This possibility gains merit when one considers that reductions in CB1 receptor signaling block stereotypy, but leave tonic striatal dopamine levels unscathed following a methamphetamine challenge (Tzavara et al., 2009). Pretreatment with a metabotropic glutamate receptor-5 (mGluR5) antagonist occludes this effect (Tzavara et al., 2009), suggesting that eCB modulation of stereotypy is glutamate-, rather than DA-, dependent. Furthermore, methamphetamine has been shown to increase glutamate efflux in the core (Zhang et al., 2001), but not in the shell (Shoblock et al., 2003) or dorsal striatum (Zhang et al., 2001). Considered alongside our results, this suggests that stereotypy may be driven by eCB tuning of methamphetamine-induced glutamate release in the core (Pistis et al., 2002; Adermark et al., 2009).

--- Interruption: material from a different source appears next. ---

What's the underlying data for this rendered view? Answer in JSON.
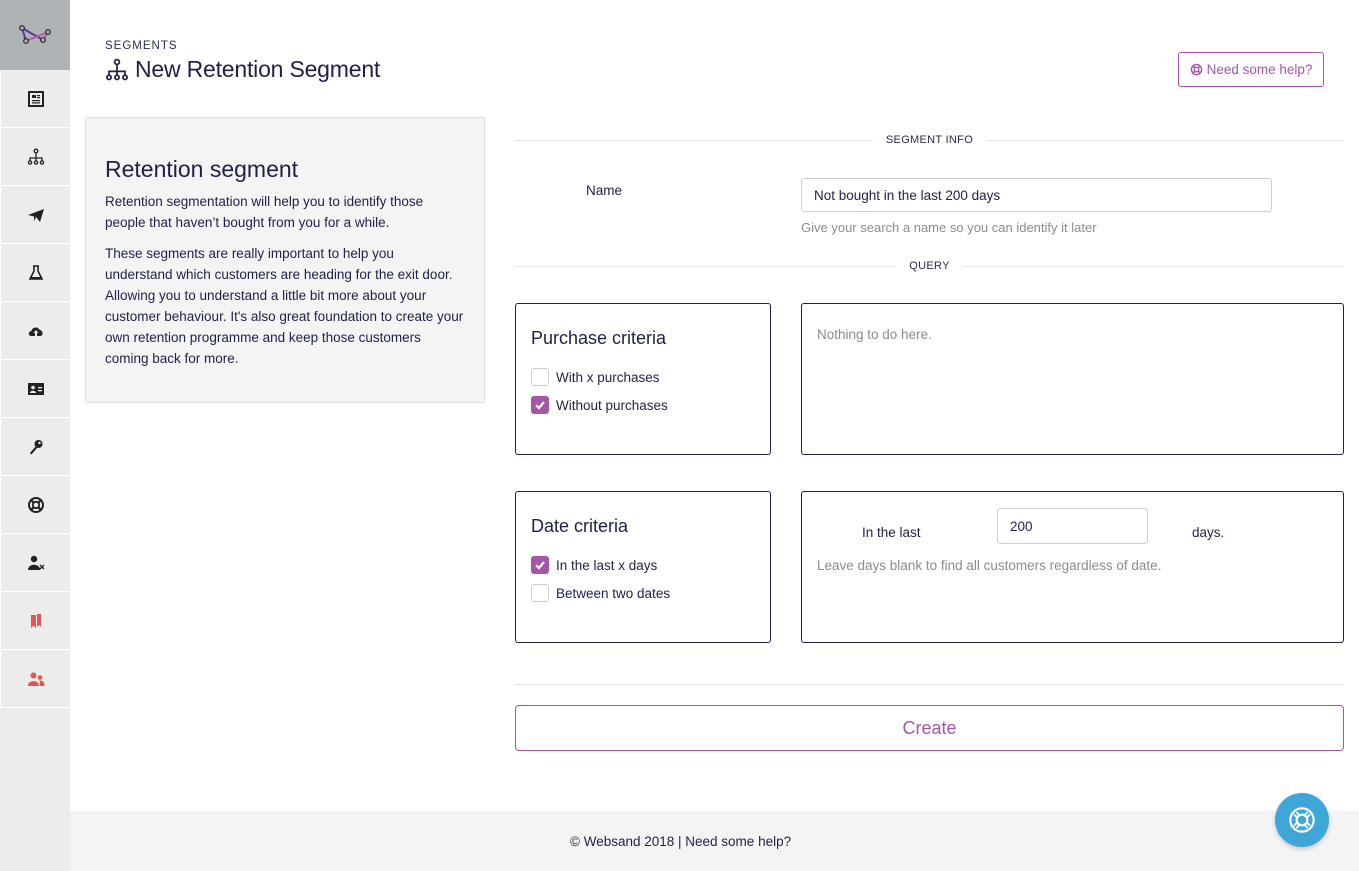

By extension, our electrophysiological findings may be a reflection of this process. We show that methamphetamine has heterogeneous effects on tonic firing rates in the NAc. Importantly, rimonabant blocks nearly all stereotypy; yet its effect on tonic firing are modest. Furthermore, methamphetamine-induced changes in behavior and tonic neural activity are temporally independent of one another, suggesting that tonic NAc activity and psychomotor activation are not causally linked.
In contrast, phasic NAc firing patterns are exquisitely time-locked to the onset of methamphetamine-induced locomotion and stereotypy. While locomotor correlates were observed uniformly throughout the NAc, stereotypy-correlates are expressed solely in the core. Additionally, rimonabant blocks stereotypy, but not locomotion, encoding. These electrophysiological findings precisely mirror our microinjection behavioral data, implying that phasic changes in NAc activity may be causally linked to psychomotor activation. This possibility is substantiated by the observation that phasic correlates of locomotion and stereotypy begin ~ 250 ms before the onset of each behavioral bout.
Phasic behavioral encoding was predominantly observed in FSIs, suggesting that striatal FSIs are the primary neuronal population responsible for mediating psychomotor activation. Previous work support this argument. Striatal gamma local field potential oscillations are hypothesized to be driven by coordinated FSI activity (Berke et al., 2004). Low gamma (~ 50 Hz) events have been shown to temporally coincide with movement initiation (Masimore et al., 2005), while high gamma (~ 80-100 Hz) oscillations are augmented following doses of amphetamine capable of stereotypy induction (Berke, 2009). Furthermore, striatal mGluR5s (aforementioned to be crucial to eCB modulation of psychomotor activation) are preferentially expressed by FSIs (Tallaksen-Greene et al., 1998; Mitrano and Smith, 2007). mGluR5 over-expression may render FSIs uniquely sensitive to methamphetamine-induced glutamate release in the NAc core (Zhang et al., 2001). Augmented afferent glutamate transmission may serve to induce mGluR5-dependent eCB release from FSIs; eCBS could then phasically inhibit subsequent, presynaptic glutamate and GABA release (Adermark et al., 2009) onto FSIs. Such a mechanism could provide an appropriate temporal sequence for neural encoding of stereotypy, and account for the FSI-specific nature of this phenomenon.
We would like to thank Joseph E. Mazurkiewicz and Marilyn Dockum for their assistance and technical expertise regarding histological methods. We also thank Joshua D. Berke for his helpful discussion regarding electrophysiological data analysis. This research was funded by NIH grants 1F30DA026258-01 (JTM) and R01DA25890 (JFC).